Website and app data records
»»
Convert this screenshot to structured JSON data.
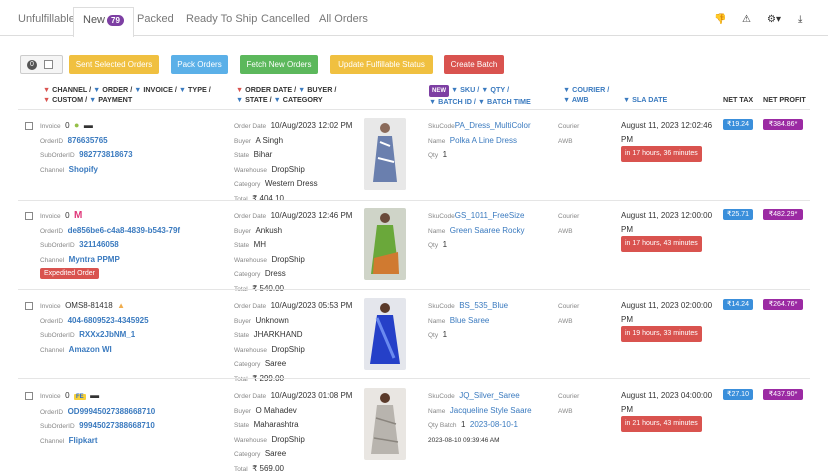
{
  "tabs": [
    {
      "label": "Unfulfillable"
    },
    {
      "label": "New",
      "count": "79"
    },
    {
      "label": "Packed"
    },
    {
      "label": "Ready To Ship"
    },
    {
      "label": "Cancelled"
    },
    {
      "label": "All Orders"
    }
  ],
  "selection_count": "0",
  "buttons": {
    "sent": "Sent Selected Orders",
    "pack": "Pack Orders",
    "fetch": "Fetch New Orders",
    "update": "Update Fulfillable Status",
    "batch": "Create Batch"
  },
  "colors": {
    "yellow": "#f0ad4e",
    "blue": "#5bc0de",
    "green": "#5cb85c",
    "red": "#d9534f",
    "purple": "#9b2aa3",
    "accent": "#3a7abf"
  },
  "headers": {
    "channel": "CHANNEL /",
    "order": "ORDER /",
    "invoice": "INVOICE /",
    "type": "TYPE /",
    "custom": "CUSTOM /",
    "payment": "PAYMENT",
    "order_date": "ORDER DATE /",
    "buyer": "BUYER /",
    "state": "STATE /",
    "category": "CATEGORY",
    "new_badge": "NEW",
    "sku": "SKU /",
    "qty": "QTY /",
    "batch_id": "BATCH ID /",
    "batch_time": "BATCH TIME",
    "courier": "COURIER /",
    "awb": "AWB",
    "sla_date": "SLA DATE",
    "net_tax": "NET TAX",
    "net_profit": "NET PROFIT"
  },
  "labels": {
    "invoice": "Invoice",
    "order_id": "OrderID",
    "suborder_id": "SubOrderID",
    "channel": "Channel",
    "order_date": "Order Date",
    "buyer": "Buyer",
    "state": "State",
    "warehouse": "Warehouse",
    "category": "Category",
    "total": "Total",
    "sku_code": "SkuCode",
    "name": "Name",
    "qty": "Qty",
    "qty_batch": "Qty Batch",
    "courier": "Courier",
    "awb": "AWB"
  },
  "orders": [
    {
      "invoice": "0",
      "order_id": "876635765",
      "suborder_id": "982773818673",
      "channel": "Shopify",
      "channel_icon": "shopify-icon",
      "order_date": "10/Aug/2023 12:02 PM",
      "buyer": "A Singh",
      "state": "Bihar",
      "warehouse": "DropShip",
      "category": "Western Dress",
      "total": "₹ 404.10",
      "sku": "PA_Dress_MultiColor",
      "name": "Polka A Line Dress",
      "qty": "1",
      "sla": "August 11, 2023 12:02:46 PM",
      "sla_remaining": "in 17 hours, 36 minutes",
      "net_tax": "₹19.24",
      "net_profit": "₹384.86*"
    },
    {
      "invoice": "0",
      "order_id": "de856be6-c4a8-4839-b543-79f",
      "suborder_id": "321146058",
      "channel": "Myntra PPMP",
      "channel_icon": "myntra-icon",
      "tag": "Expedited Order",
      "order_date": "10/Aug/2023 12:46 PM",
      "buyer": "Ankush",
      "state": "MH",
      "warehouse": "DropShip",
      "category": "Dress",
      "total": "₹ 540.00",
      "sku": "GS_1011_FreeSize",
      "name": "Green Saaree Rocky",
      "qty": "1",
      "sla": "August 11, 2023 12:00:00 PM",
      "sla_remaining": "in 17 hours, 43 minutes",
      "net_tax": "₹25.71",
      "net_profit": "₹482.29*"
    },
    {
      "invoice": "OMS8-81418",
      "order_id": "404-6809523-4345925",
      "suborder_id": "RXXx2JbNM_1",
      "channel": "Amazon WI",
      "channel_icon": "amazon-icon",
      "order_date": "10/Aug/2023 05:53 PM",
      "buyer": "Unknown",
      "state": "JHARKHAND",
      "warehouse": "DropShip",
      "category": "Saree",
      "total": "₹ 299.00",
      "sku": "BS_535_Blue",
      "name": "Blue Saree",
      "qty": "1",
      "sla": "August 11, 2023 02:00:00 PM",
      "sla_remaining": "in 19 hours, 33 minutes",
      "net_tax": "₹14.24",
      "net_profit": "₹264.76*"
    },
    {
      "invoice": "0",
      "order_id": "OD99945027388668710",
      "suborder_id": "99945027388668710",
      "channel": "Flipkart",
      "channel_icon": "flipkart-icon",
      "badge": "FE",
      "order_date": "10/Aug/2023 01:08 PM",
      "buyer": "O Mahadev",
      "state": "Maharashtra",
      "warehouse": "DropShip",
      "category": "Saree",
      "total": "₹ 569.00",
      "sku": "JQ_Silver_Saree",
      "name": "Jacqueline Style Saare",
      "qty": "1",
      "batch": "2023-08-10-1",
      "batch_time": "2023-08-10 09:39:46 AM",
      "sla": "August 11, 2023 04:00:00 PM",
      "sla_remaining": "in 21 hours, 43 minutes",
      "net_tax": "₹27.10",
      "net_profit": "₹437.90*"
    }
  ]
}
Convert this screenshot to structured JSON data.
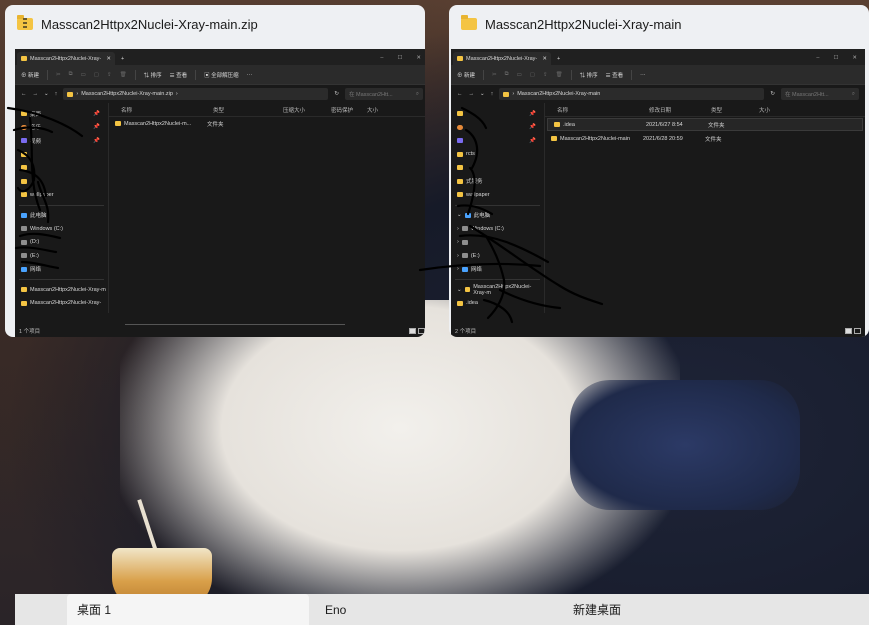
{
  "windows": [
    {
      "title": "Masscan2Httpx2Nuclei-Xray-main.zip",
      "is_zip": true,
      "tab_label": "Masscan2Httpx2Nuclei-Xray-",
      "toolbar": {
        "new": "新建",
        "sort": "排序",
        "view": "查看",
        "extract": "全部解压缩",
        "more": "···"
      },
      "path": "Masscan2Httpx2Nuclei-Xray-main.zip",
      "search_placeholder": "在 Masscan2Htt...",
      "columns": [
        "名称",
        "类型",
        "压缩大小",
        "密码保护",
        "大小"
      ],
      "rows": [
        {
          "name": "Masscan2Httpx2Nuclei-m...",
          "type": "文件夹",
          "extra": ""
        }
      ],
      "nav": [
        "桌面",
        "音乐",
        "视频",
        "",
        "",
        "",
        "wallpaper",
        "此电脑",
        "Windows (C:)",
        "(D:)",
        "(E:)",
        "网络",
        "Masscan2Httpx2Nuclei-Xray-m",
        "Masscan2Httpx2Nuclei-Xray-"
      ],
      "status": "1 个项目"
    },
    {
      "title": "Masscan2Httpx2Nuclei-Xray-main",
      "is_zip": false,
      "tab_label": "Masscan2Httpx2Nuclei-Xray-",
      "toolbar": {
        "new": "新建",
        "sort": "排序",
        "view": "查看",
        "extract": "",
        "more": "···"
      },
      "path": "Masscan2Httpx2Nuclei-Xray-main",
      "search_placeholder": "在 Masscan2Htt...",
      "columns": [
        "名称",
        "修改日期",
        "类型",
        "大小"
      ],
      "rows": [
        {
          "name": ".idea",
          "date": "2021/6/27 8:54",
          "type": "文件夹"
        },
        {
          "name": "Masscan2Httpx2Nuclei-main",
          "date": "2021/6/28 20:59",
          "type": "文件夹"
        }
      ],
      "nav": [
        "",
        "",
        "",
        "rcts",
        "",
        "式服务",
        "wallpaper",
        "此电脑",
        "Windows (C:)",
        "",
        "(E:)",
        "网络",
        "Masscan2Httpx2Nuclei-Xray-m",
        ".idea"
      ],
      "status": "2 个项目"
    }
  ],
  "desktops": {
    "d1": "桌面 1",
    "d2": "Eno",
    "new": "新建桌面"
  },
  "colors": {
    "folder": "#f4c443",
    "explorer_bg": "#191919",
    "accent": "#4aa3ff"
  }
}
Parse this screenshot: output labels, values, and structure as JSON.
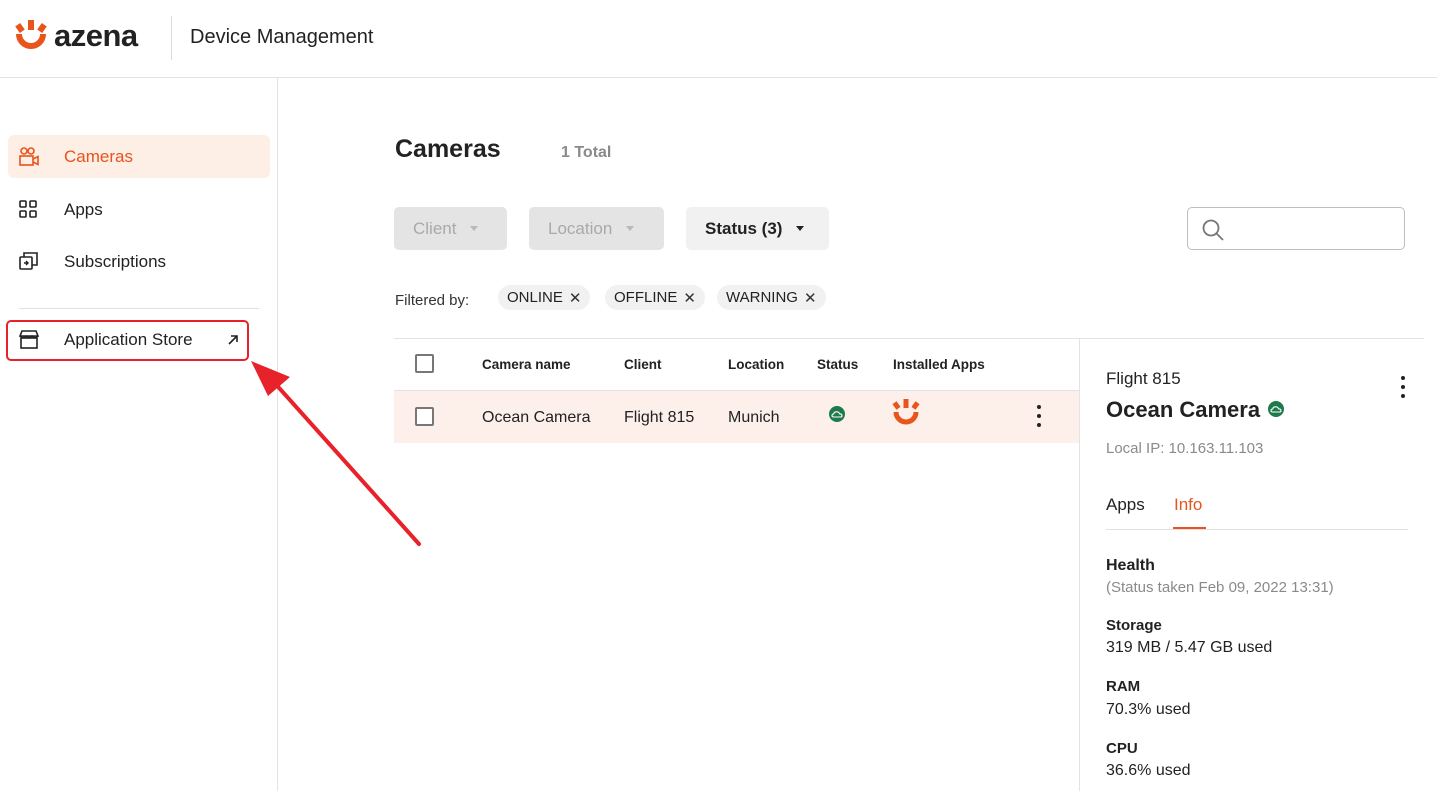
{
  "header": {
    "logo_text": "azena",
    "title": "Device Management",
    "brand_color": "#e8541b"
  },
  "sidebar": {
    "items": [
      {
        "label": "Cameras",
        "icon": "camera-icon",
        "active": true
      },
      {
        "label": "Apps",
        "icon": "grid-icon",
        "active": false
      },
      {
        "label": "Subscriptions",
        "icon": "subscriptions-icon",
        "active": false
      }
    ],
    "store": {
      "label": "Application Store",
      "icon": "store-icon",
      "external_icon": "external-link-icon"
    }
  },
  "main": {
    "title": "Cameras",
    "total": "1 Total",
    "filters": {
      "client": "Client",
      "location": "Location",
      "status": "Status (3)"
    },
    "search": {
      "placeholder": "",
      "value": ""
    },
    "filtered_by_label": "Filtered by:",
    "chips": [
      "ONLINE",
      "OFFLINE",
      "WARNING"
    ],
    "table": {
      "columns": [
        "Camera name",
        "Client",
        "Location",
        "Status",
        "Installed Apps"
      ],
      "rows": [
        {
          "camera_name": "Ocean Camera",
          "client": "Flight 815",
          "location": "Munich",
          "status": "online",
          "installed_apps": [
            "azena-app-icon"
          ]
        }
      ]
    }
  },
  "detail": {
    "client": "Flight 815",
    "name": "Ocean Camera",
    "local_ip": "Local IP:  10.163.11.103",
    "tabs": [
      "Apps",
      "Info"
    ],
    "active_tab": "Info",
    "health": {
      "label": "Health",
      "sub": "(Status taken Feb 09, 2022 13:31)"
    },
    "storage": {
      "label": "Storage",
      "value": "319 MB / 5.47 GB used"
    },
    "ram": {
      "label": "RAM",
      "value": "70.3% used"
    },
    "cpu": {
      "label": "CPU",
      "value": "36.6% used"
    }
  },
  "colors": {
    "accent": "#e8541b",
    "online": "#1e7a4a",
    "highlight": "#e8222a"
  }
}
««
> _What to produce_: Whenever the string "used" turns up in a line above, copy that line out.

> _Task response_:
      "value": "319 MB / 5.47 GB used"
      "value": "70.3% used"
      "value": "36.6% used"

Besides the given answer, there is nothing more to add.